- _Input data_:
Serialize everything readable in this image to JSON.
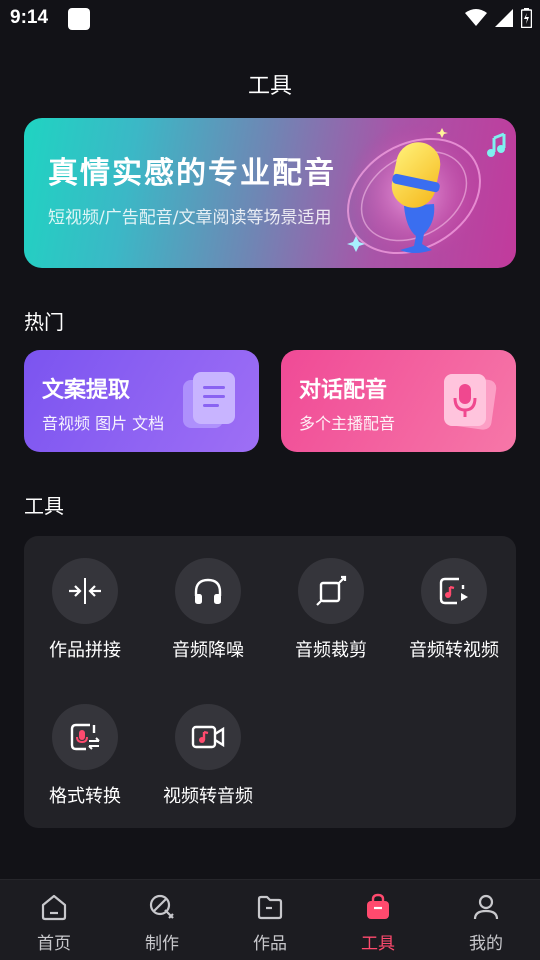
{
  "status": {
    "time": "9:14"
  },
  "header": {
    "title": "工具"
  },
  "banner": {
    "title": "真情实感的专业配音",
    "subtitle": "短视频/广告配音/文章阅读等场景适用"
  },
  "hot": {
    "label": "热门",
    "cards": [
      {
        "title": "文案提取",
        "subtitle": "音视频 图片 文档"
      },
      {
        "title": "对话配音",
        "subtitle": "多个主播配音"
      }
    ]
  },
  "tools": {
    "label": "工具",
    "items": [
      {
        "label": "作品拼接",
        "icon": "merge-icon"
      },
      {
        "label": "音频降噪",
        "icon": "headphones-icon"
      },
      {
        "label": "音频裁剪",
        "icon": "crop-icon"
      },
      {
        "label": "音频转视频",
        "icon": "audio-to-video-icon"
      },
      {
        "label": "格式转换",
        "icon": "format-convert-icon"
      },
      {
        "label": "视频转音频",
        "icon": "video-to-audio-icon"
      }
    ]
  },
  "nav": {
    "items": [
      {
        "label": "首页",
        "icon": "home-icon"
      },
      {
        "label": "制作",
        "icon": "make-icon"
      },
      {
        "label": "作品",
        "icon": "folder-icon"
      },
      {
        "label": "工具",
        "icon": "toolbag-icon",
        "active": true
      },
      {
        "label": "我的",
        "icon": "user-icon"
      }
    ]
  },
  "colors": {
    "accent": "#ff4a6e",
    "background": "#121217",
    "panel": "#222227"
  }
}
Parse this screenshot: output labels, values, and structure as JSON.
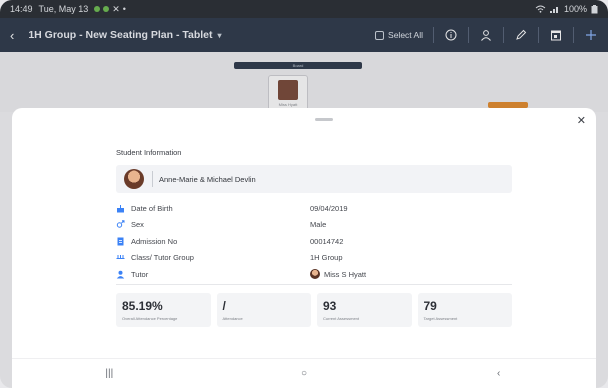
{
  "status_bar": {
    "time": "14:49",
    "date": "Tue, May 13",
    "battery": "100%"
  },
  "app_bar": {
    "title": "1H Group - New Seating Plan - Tablet",
    "select_all": "Select All",
    "icons": [
      "back-arrow-icon",
      "chevron-down-icon",
      "info-icon",
      "person-icon",
      "edit-icon",
      "calendar-icon",
      "add-icon"
    ]
  },
  "canvas": {
    "board_label": "Board",
    "seat_name": "Miss Hyatt"
  },
  "sheet": {
    "heading": "Student Information",
    "guardian_name": "Anne-Marie & Michael Devlin",
    "rows": [
      {
        "label": "Date of Birth",
        "value": "09/04/2019",
        "icon": "cake-icon"
      },
      {
        "label": "Sex",
        "value": "Male",
        "icon": "gender-icon"
      },
      {
        "label": "Admission No",
        "value": "00014742",
        "icon": "document-icon"
      },
      {
        "label": "Class/ Tutor Group",
        "value": "1H Group",
        "icon": "class-icon"
      },
      {
        "label": "Tutor",
        "value": "Miss S Hyatt",
        "icon": "person-icon"
      }
    ],
    "stats": [
      {
        "value": "85.19%",
        "label": "Overall Attendance Percentage"
      },
      {
        "value": "/",
        "label": "Attendance"
      },
      {
        "value": "93",
        "label": "Current Assessment"
      },
      {
        "value": "79",
        "label": "Target Assessment"
      }
    ]
  },
  "nav": {
    "recents": "|||",
    "home": "○",
    "back": "‹"
  },
  "colors": {
    "app_bar": "#2f3b4c",
    "status_bar": "#2b2f35",
    "accent_blue": "#3b82f6"
  }
}
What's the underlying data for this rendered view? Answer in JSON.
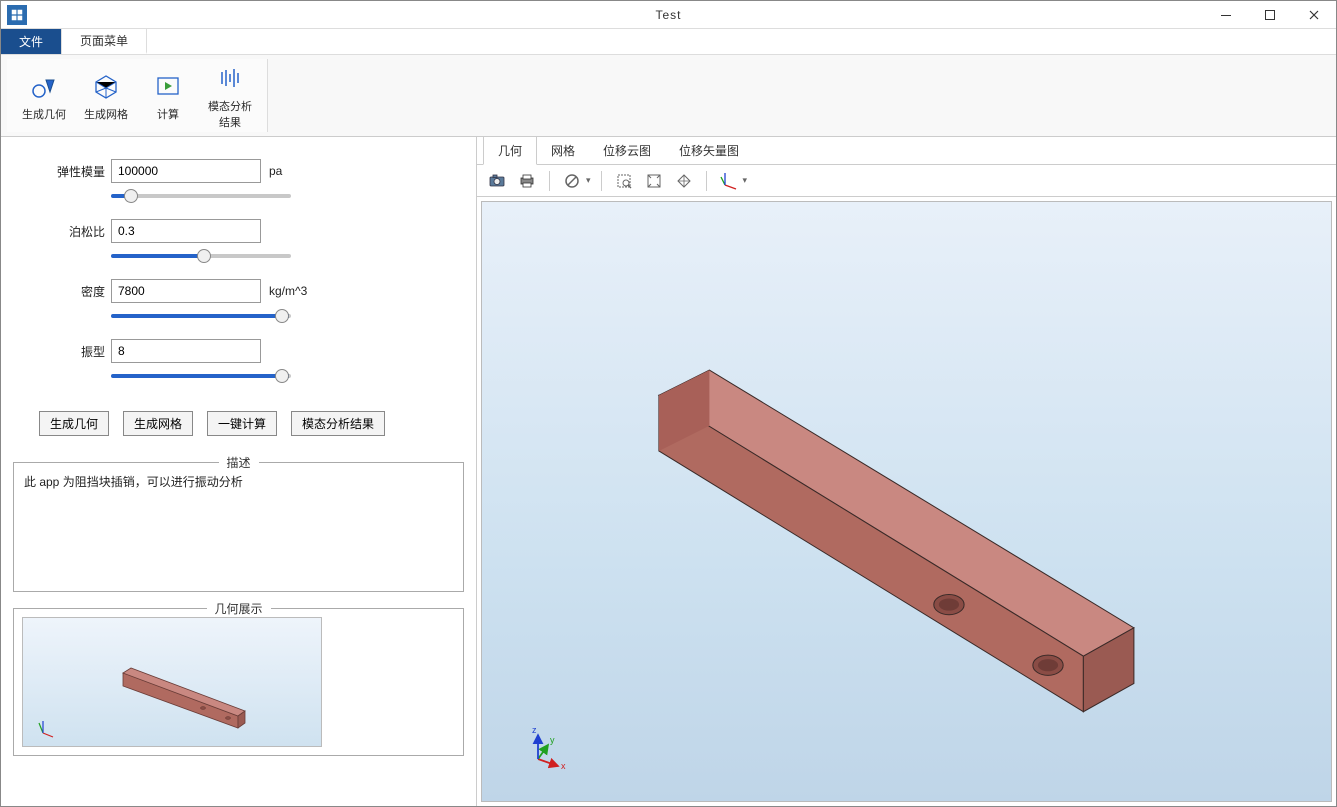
{
  "window": {
    "title": "Test"
  },
  "menu": {
    "file": "文件",
    "page": "页面菜单"
  },
  "ribbon": {
    "genGeom": "生成几何",
    "genMesh": "生成网格",
    "compute": "计算",
    "modalResult": "模态分析结果"
  },
  "params": {
    "elasticLabel": "弹性模量",
    "elasticValue": "100000",
    "elasticUnit": "pa",
    "poissonLabel": "泊松比",
    "poissonValue": "0.3",
    "densityLabel": "密度",
    "densityValue": "7800",
    "densityUnit": "kg/m^3",
    "modeLabel": "振型",
    "modeValue": "8"
  },
  "buttons": {
    "genGeom": "生成几何",
    "genMesh": "生成网格",
    "oneClick": "一键计算",
    "modalResult": "模态分析结果"
  },
  "sections": {
    "descTitle": "描述",
    "descText": "此 app 为阻挡块插销，可以进行振动分析",
    "geoTitle": "几何展示"
  },
  "viewTabs": {
    "geom": "几何",
    "mesh": "网格",
    "dispCloud": "位移云图",
    "dispVector": "位移矢量图"
  },
  "axis": {
    "x": "x",
    "y": "y",
    "z": "z"
  }
}
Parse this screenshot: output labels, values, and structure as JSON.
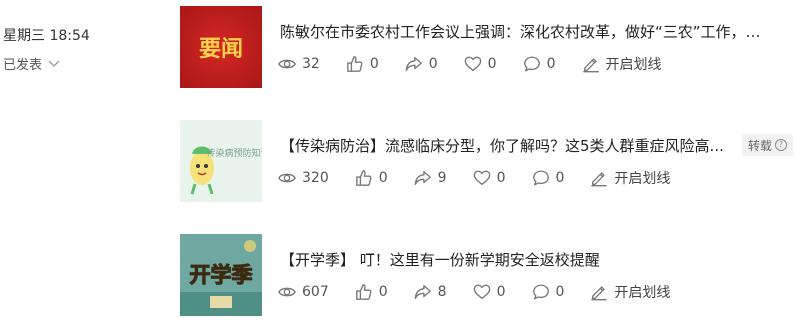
{
  "meta": {
    "time": "星期三 18:54",
    "status": "已发表"
  },
  "articles": [
    {
      "thumb_text": "要闻",
      "title": "陈敏尔在市委农村工作会议上强调：深化农村改革，做好“三农”工作，…",
      "tag": "",
      "views": "32",
      "likes": "0",
      "shares": "0",
      "favorites": "0",
      "comments": "0",
      "highlight_label": "开启划线"
    },
    {
      "thumb_text": "传染病预防知识",
      "title": "【传染病防治】流感临床分型，你了解吗？这5类人群重症风险高...",
      "tag": "转载",
      "views": "320",
      "likes": "0",
      "shares": "9",
      "favorites": "0",
      "comments": "0",
      "highlight_label": "开启划线"
    },
    {
      "thumb_text": "开学季",
      "title": "【开学季】 叮！这里有一份新学期安全返校提醒",
      "tag": "",
      "views": "607",
      "likes": "0",
      "shares": "8",
      "favorites": "0",
      "comments": "0",
      "highlight_label": "开启划线"
    }
  ],
  "colors": {
    "news_thumb_bg": "#c81e1e",
    "news_thumb_text": "#ffd24a",
    "health_thumb_bg": "#e9f4ec",
    "school_thumb_bg": "#6fa8a0",
    "school_thumb_text": "#f4c430"
  }
}
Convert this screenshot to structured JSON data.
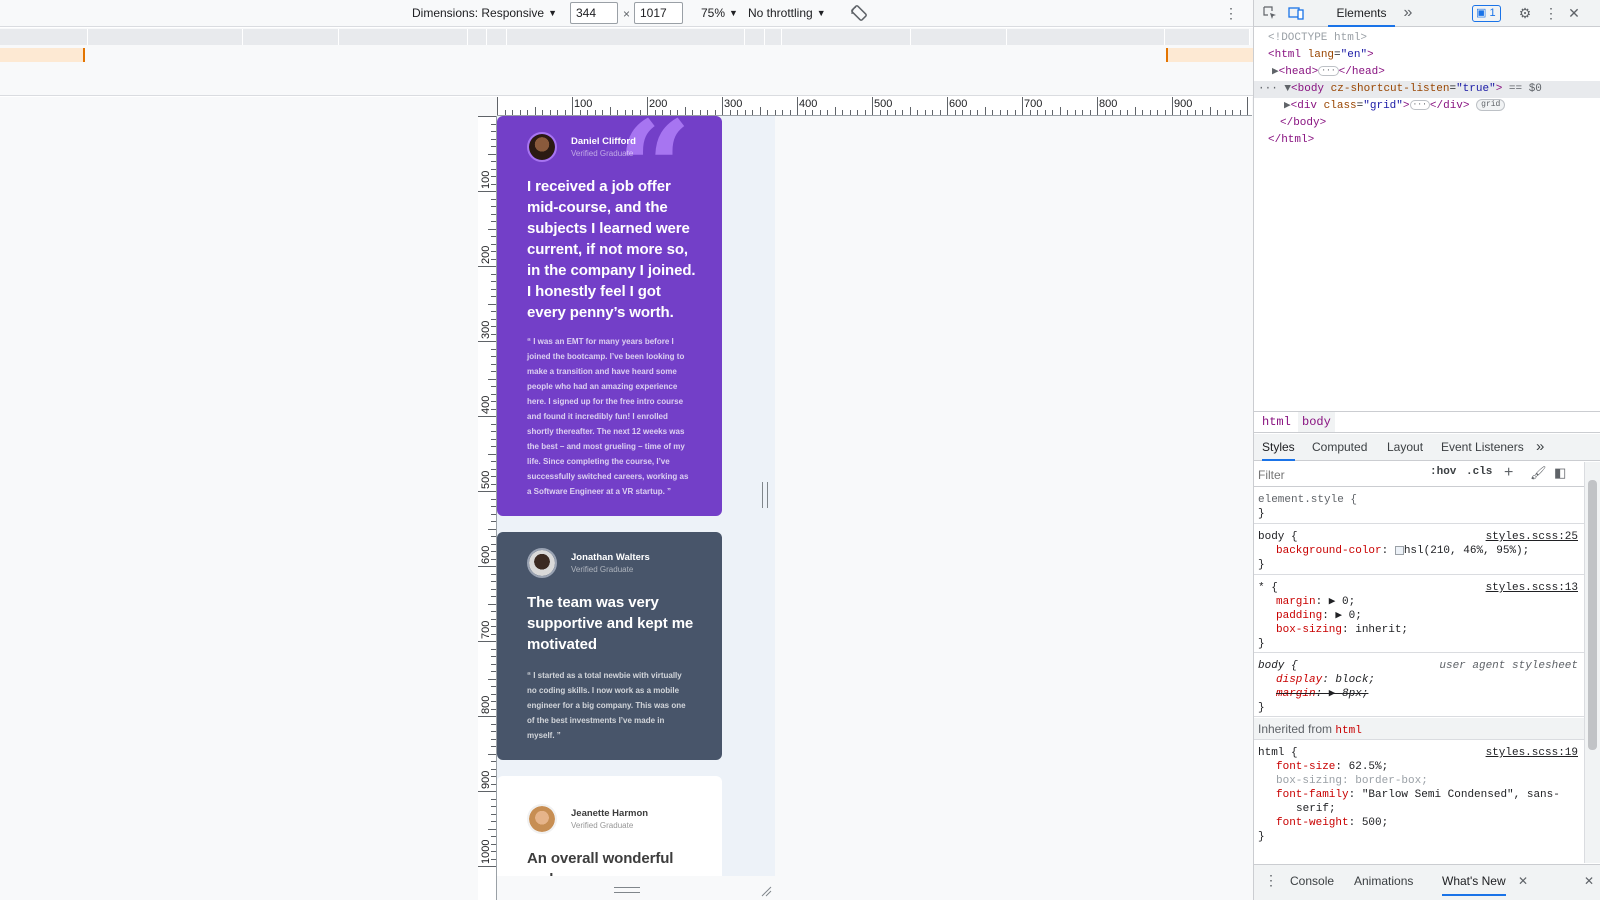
{
  "toolbar": {
    "dimensions_label": "Dimensions: Responsive",
    "width": "344",
    "height": "1017",
    "zoom": "75%",
    "throttling": "No throttling",
    "times": "×"
  },
  "ruler": {
    "top_labels": [
      "100",
      "200",
      "300",
      "400",
      "500",
      "600",
      "700",
      "800",
      "900"
    ],
    "left_labels": [
      "100",
      "200",
      "300",
      "400",
      "500",
      "600",
      "700",
      "800",
      "900",
      "1000"
    ]
  },
  "page": {
    "background": "#edf2f8",
    "cards": [
      {
        "name": "Daniel Clifford",
        "role": "Verified Graduate",
        "headline": "I received a job offer mid-course, and the subjects I learned were current, if not more so, in the company I joined. I honestly feel I got every penny’s worth.",
        "quote": "“ I was an EMT for many years before I joined the bootcamp. I’ve been looking to make a transition and have heard some people who had an amazing experience here. I signed up for the free intro course and found it incredibly fun! I enrolled shortly thereafter. The next 12 weeks was the best – and most grueling – time of my life. Since completing the course, I’ve successfully switched careers, working as a Software Engineer at a VR startup. ”",
        "color": "#733fc8"
      },
      {
        "name": "Jonathan Walters",
        "role": "Verified Graduate",
        "headline": "The team was very supportive and kept me motivated",
        "quote": "“ I started as a total newbie with virtually no coding skills. I now work as a mobile engineer for a big company. This was one of the best investments I’ve made in myself. ”",
        "color": "#48556a"
      },
      {
        "name": "Jeanette Harmon",
        "role": "Verified Graduate",
        "headline": "An overall wonderful and",
        "color": "#ffffff"
      }
    ]
  },
  "devtools": {
    "tabs": {
      "elements": "Elements",
      "more": "»",
      "issues_count": "1"
    },
    "dom": {
      "doctype": "<!DOCTYPE html>",
      "html_open_tag": "html",
      "html_attr_name": "lang",
      "html_attr_value": "\"en\"",
      "head": "head",
      "body_tag": "body",
      "body_attr_name": "cz-shortcut-listen",
      "body_attr_value": "\"true\"",
      "body_eq": "== $0",
      "div_tag": "div",
      "div_attr_name": "class",
      "div_attr_value": "\"grid\"",
      "grid_badge": "grid",
      "body_close": "</body>",
      "html_close": "</html>"
    },
    "breadcrumbs": [
      "html",
      "body"
    ],
    "styles_tabs": [
      "Styles",
      "Computed",
      "Layout",
      "Event Listeners",
      "»"
    ],
    "filter_placeholder": "Filter",
    "hov": ":hov",
    "cls": ".cls",
    "rules": {
      "element_style": "element.style {",
      "close": "}",
      "body_selector": "body {",
      "body_source": "styles.scss:25",
      "bg_prop": "background-color",
      "bg_val": "hsl(210, 46%, 95%);",
      "star_selector": "* {",
      "star_source": "styles.scss:13",
      "margin_prop": "margin",
      "margin_val": "0;",
      "padding_prop": "padding",
      "padding_val": "0;",
      "boxsizing_prop": "box-sizing",
      "boxsizing_val": "inherit;",
      "ua_selector": "body {",
      "ua_source": "user agent stylesheet",
      "display_prop": "display",
      "display_val": "block;",
      "ua_margin_prop": "margin",
      "ua_margin_val": "8px;",
      "inherited_label": "Inherited from",
      "inherited_tag": "html",
      "html_selector": "html {",
      "html_source": "styles.scss:19",
      "fontsize_prop": "font-size",
      "fontsize_val": "62.5%;",
      "bs_prop": "box-sizing",
      "bs_val": "border-box;",
      "fontfamily_prop": "font-family",
      "fontfamily_val": "\"Barlow Semi Condensed\", sans-",
      "fontfamily_val2": "serif;",
      "fontweight_prop": "font-weight",
      "fontweight_val": "500;"
    },
    "drawer": [
      "Console",
      "Animations",
      "What's New"
    ],
    "accent": "#1a73e8"
  }
}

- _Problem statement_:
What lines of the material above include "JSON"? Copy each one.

- _Output for this exercise_:
Serialize everything readable in this image to JSON.
Parse this screenshot: output labels, values, and structure as JSON.
What's the underlying data for this rendered view? Answer in JSON.
Parse this screenshot: output labels, values, and structure as JSON.
Convert this screenshot to structured JSON data.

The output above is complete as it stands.